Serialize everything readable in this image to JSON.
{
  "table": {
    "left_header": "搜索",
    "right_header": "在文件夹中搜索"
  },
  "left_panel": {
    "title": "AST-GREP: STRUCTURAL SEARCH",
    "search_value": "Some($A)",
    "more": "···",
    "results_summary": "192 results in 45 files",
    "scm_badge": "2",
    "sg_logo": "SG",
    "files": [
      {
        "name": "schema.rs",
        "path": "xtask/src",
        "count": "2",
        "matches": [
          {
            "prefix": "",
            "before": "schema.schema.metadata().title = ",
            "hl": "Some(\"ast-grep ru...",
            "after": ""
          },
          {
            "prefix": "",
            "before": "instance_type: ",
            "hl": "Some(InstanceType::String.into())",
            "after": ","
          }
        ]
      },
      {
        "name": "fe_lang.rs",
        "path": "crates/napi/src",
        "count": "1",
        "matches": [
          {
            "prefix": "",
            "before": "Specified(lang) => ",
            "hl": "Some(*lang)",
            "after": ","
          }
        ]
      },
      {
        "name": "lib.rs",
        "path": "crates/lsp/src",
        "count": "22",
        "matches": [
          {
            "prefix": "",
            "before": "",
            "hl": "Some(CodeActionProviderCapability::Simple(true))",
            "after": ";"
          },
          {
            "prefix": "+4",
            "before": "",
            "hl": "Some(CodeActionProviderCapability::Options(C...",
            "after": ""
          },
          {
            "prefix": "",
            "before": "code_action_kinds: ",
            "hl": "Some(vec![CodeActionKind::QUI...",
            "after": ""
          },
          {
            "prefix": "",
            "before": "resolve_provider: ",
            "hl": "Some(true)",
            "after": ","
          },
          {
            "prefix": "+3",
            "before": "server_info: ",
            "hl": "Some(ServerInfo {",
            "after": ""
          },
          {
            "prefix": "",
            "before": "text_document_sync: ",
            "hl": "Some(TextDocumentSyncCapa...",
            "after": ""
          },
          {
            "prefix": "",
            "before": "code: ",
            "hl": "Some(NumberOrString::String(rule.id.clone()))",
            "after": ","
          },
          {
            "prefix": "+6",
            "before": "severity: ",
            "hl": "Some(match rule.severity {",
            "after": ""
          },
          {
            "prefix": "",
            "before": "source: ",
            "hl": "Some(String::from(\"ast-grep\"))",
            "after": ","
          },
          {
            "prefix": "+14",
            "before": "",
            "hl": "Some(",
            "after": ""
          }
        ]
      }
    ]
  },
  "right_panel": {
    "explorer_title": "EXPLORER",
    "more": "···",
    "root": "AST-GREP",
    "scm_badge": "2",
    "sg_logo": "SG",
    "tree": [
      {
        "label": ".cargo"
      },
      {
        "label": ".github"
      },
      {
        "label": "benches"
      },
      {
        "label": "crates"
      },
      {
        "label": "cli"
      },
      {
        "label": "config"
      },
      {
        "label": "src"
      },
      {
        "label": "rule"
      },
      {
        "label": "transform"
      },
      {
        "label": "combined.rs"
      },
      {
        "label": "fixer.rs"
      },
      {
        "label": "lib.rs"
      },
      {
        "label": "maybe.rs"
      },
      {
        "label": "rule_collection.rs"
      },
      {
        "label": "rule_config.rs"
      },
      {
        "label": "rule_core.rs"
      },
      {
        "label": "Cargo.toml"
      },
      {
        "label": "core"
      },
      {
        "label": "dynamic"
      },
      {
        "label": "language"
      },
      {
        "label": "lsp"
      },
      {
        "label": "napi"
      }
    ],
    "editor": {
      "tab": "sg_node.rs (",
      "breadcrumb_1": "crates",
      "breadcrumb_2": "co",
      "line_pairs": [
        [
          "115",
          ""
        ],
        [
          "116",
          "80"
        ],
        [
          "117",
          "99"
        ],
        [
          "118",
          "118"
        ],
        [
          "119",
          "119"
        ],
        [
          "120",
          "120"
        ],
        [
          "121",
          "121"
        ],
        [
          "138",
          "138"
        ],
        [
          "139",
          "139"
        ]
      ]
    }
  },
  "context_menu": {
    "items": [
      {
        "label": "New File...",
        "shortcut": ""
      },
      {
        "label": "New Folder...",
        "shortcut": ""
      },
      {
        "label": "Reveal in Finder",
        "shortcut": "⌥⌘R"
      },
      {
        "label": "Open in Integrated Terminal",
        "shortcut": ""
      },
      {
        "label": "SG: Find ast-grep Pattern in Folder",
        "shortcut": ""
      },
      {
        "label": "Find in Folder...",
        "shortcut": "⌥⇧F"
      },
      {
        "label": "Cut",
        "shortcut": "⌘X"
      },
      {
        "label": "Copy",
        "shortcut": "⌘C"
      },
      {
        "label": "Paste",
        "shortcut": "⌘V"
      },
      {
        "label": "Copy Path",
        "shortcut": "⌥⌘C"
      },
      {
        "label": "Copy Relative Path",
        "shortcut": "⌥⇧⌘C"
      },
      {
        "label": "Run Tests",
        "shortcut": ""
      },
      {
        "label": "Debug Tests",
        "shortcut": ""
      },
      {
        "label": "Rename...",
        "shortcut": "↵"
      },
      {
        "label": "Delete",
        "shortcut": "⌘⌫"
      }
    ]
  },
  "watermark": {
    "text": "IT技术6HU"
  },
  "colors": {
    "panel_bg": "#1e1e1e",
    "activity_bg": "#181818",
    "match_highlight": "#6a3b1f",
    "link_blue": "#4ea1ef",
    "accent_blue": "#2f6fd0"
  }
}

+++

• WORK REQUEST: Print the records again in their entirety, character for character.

• ANSWER SPACE:
Serialize everything readable in this image to JSON.
{
  "table": {
    "left_header": "搜索",
    "right_header": "在文件夹中搜索"
  },
  "left_panel": {
    "title": "AST-GREP: STRUCTURAL SEARCH",
    "search_value": "Some($A)",
    "more": "···",
    "results_summary": "192 results in 45 files",
    "scm_badge": "2",
    "sg_logo": "SG",
    "files": [
      {
        "name": "schema.rs",
        "path": "xtask/src",
        "count": "2",
        "matches": [
          {
            "prefix": "",
            "before": "schema.schema.metadata().title = ",
            "hl": "Some(\"ast-grep ru...",
            "after": ""
          },
          {
            "prefix": "",
            "before": "instance_type: ",
            "hl": "Some(InstanceType::String.into())",
            "after": ","
          }
        ]
      },
      {
        "name": "fe_lang.rs",
        "path": "crates/napi/src",
        "count": "1",
        "matches": [
          {
            "prefix": "",
            "before": "Specified(lang) => ",
            "hl": "Some(*lang)",
            "after": ","
          }
        ]
      },
      {
        "name": "lib.rs",
        "path": "crates/lsp/src",
        "count": "22",
        "matches": [
          {
            "prefix": "",
            "before": "",
            "hl": "Some(CodeActionProviderCapability::Simple(true))",
            "after": ";"
          },
          {
            "prefix": "+4",
            "before": "",
            "hl": "Some(CodeActionProviderCapability::Options(C...",
            "after": ""
          },
          {
            "prefix": "",
            "before": "code_action_kinds: ",
            "hl": "Some(vec![CodeActionKind::QUI...",
            "after": ""
          },
          {
            "prefix": "",
            "before": "resolve_provider: ",
            "hl": "Some(true)",
            "after": ","
          },
          {
            "prefix": "+3",
            "before": "server_info: ",
            "hl": "Some(ServerInfo {",
            "after": ""
          },
          {
            "prefix": "",
            "before": "text_document_sync: ",
            "hl": "Some(TextDocumentSyncCapa...",
            "after": ""
          },
          {
            "prefix": "",
            "before": "code: ",
            "hl": "Some(NumberOrString::String(rule.id.clone()))",
            "after": ","
          },
          {
            "prefix": "+6",
            "before": "severity: ",
            "hl": "Some(match rule.severity {",
            "after": ""
          },
          {
            "prefix": "",
            "before": "source: ",
            "hl": "Some(String::from(\"ast-grep\"))",
            "after": ","
          },
          {
            "prefix": "+14",
            "before": "",
            "hl": "Some(",
            "after": ""
          }
        ]
      }
    ]
  },
  "right_panel": {
    "explorer_title": "EXPLORER",
    "more": "···",
    "root": "AST-GREP",
    "scm_badge": "2",
    "sg_logo": "SG",
    "tree": [
      {
        "label": ".cargo"
      },
      {
        "label": ".github"
      },
      {
        "label": "benches"
      },
      {
        "label": "crates"
      },
      {
        "label": "cli"
      },
      {
        "label": "config"
      },
      {
        "label": "src"
      },
      {
        "label": "rule"
      },
      {
        "label": "transform"
      },
      {
        "label": "combined.rs"
      },
      {
        "label": "fixer.rs"
      },
      {
        "label": "lib.rs"
      },
      {
        "label": "maybe.rs"
      },
      {
        "label": "rule_collection.rs"
      },
      {
        "label": "rule_config.rs"
      },
      {
        "label": "rule_core.rs"
      },
      {
        "label": "Cargo.toml"
      },
      {
        "label": "core"
      },
      {
        "label": "dynamic"
      },
      {
        "label": "language"
      },
      {
        "label": "lsp"
      },
      {
        "label": "napi"
      }
    ],
    "editor": {
      "tab": "sg_node.rs (",
      "breadcrumb_1": "crates",
      "breadcrumb_2": "co",
      "line_pairs": [
        [
          "115",
          ""
        ],
        [
          "116",
          "80"
        ],
        [
          "117",
          "99"
        ],
        [
          "118",
          "118"
        ],
        [
          "119",
          "119"
        ],
        [
          "120",
          "120"
        ],
        [
          "121",
          "121"
        ],
        [
          "138",
          "138"
        ],
        [
          "139",
          "139"
        ]
      ]
    }
  },
  "context_menu": {
    "items": [
      {
        "label": "New File...",
        "shortcut": ""
      },
      {
        "label": "New Folder...",
        "shortcut": ""
      },
      {
        "label": "Reveal in Finder",
        "shortcut": "⌥⌘R"
      },
      {
        "label": "Open in Integrated Terminal",
        "shortcut": ""
      },
      {
        "label": "SG: Find ast-grep Pattern in Folder",
        "shortcut": ""
      },
      {
        "label": "Find in Folder...",
        "shortcut": "⌥⇧F"
      },
      {
        "label": "Cut",
        "shortcut": "⌘X"
      },
      {
        "label": "Copy",
        "shortcut": "⌘C"
      },
      {
        "label": "Paste",
        "shortcut": "⌘V"
      },
      {
        "label": "Copy Path",
        "shortcut": "⌥⌘C"
      },
      {
        "label": "Copy Relative Path",
        "shortcut": "⌥⇧⌘C"
      },
      {
        "label": "Run Tests",
        "shortcut": ""
      },
      {
        "label": "Debug Tests",
        "shortcut": ""
      },
      {
        "label": "Rename...",
        "shortcut": "↵"
      },
      {
        "label": "Delete",
        "shortcut": "⌘⌫"
      }
    ]
  },
  "watermark": {
    "text": "IT技术6HU"
  },
  "colors": {
    "panel_bg": "#1e1e1e",
    "activity_bg": "#181818",
    "match_highlight": "#6a3b1f",
    "link_blue": "#4ea1ef",
    "accent_blue": "#2f6fd0"
  }
}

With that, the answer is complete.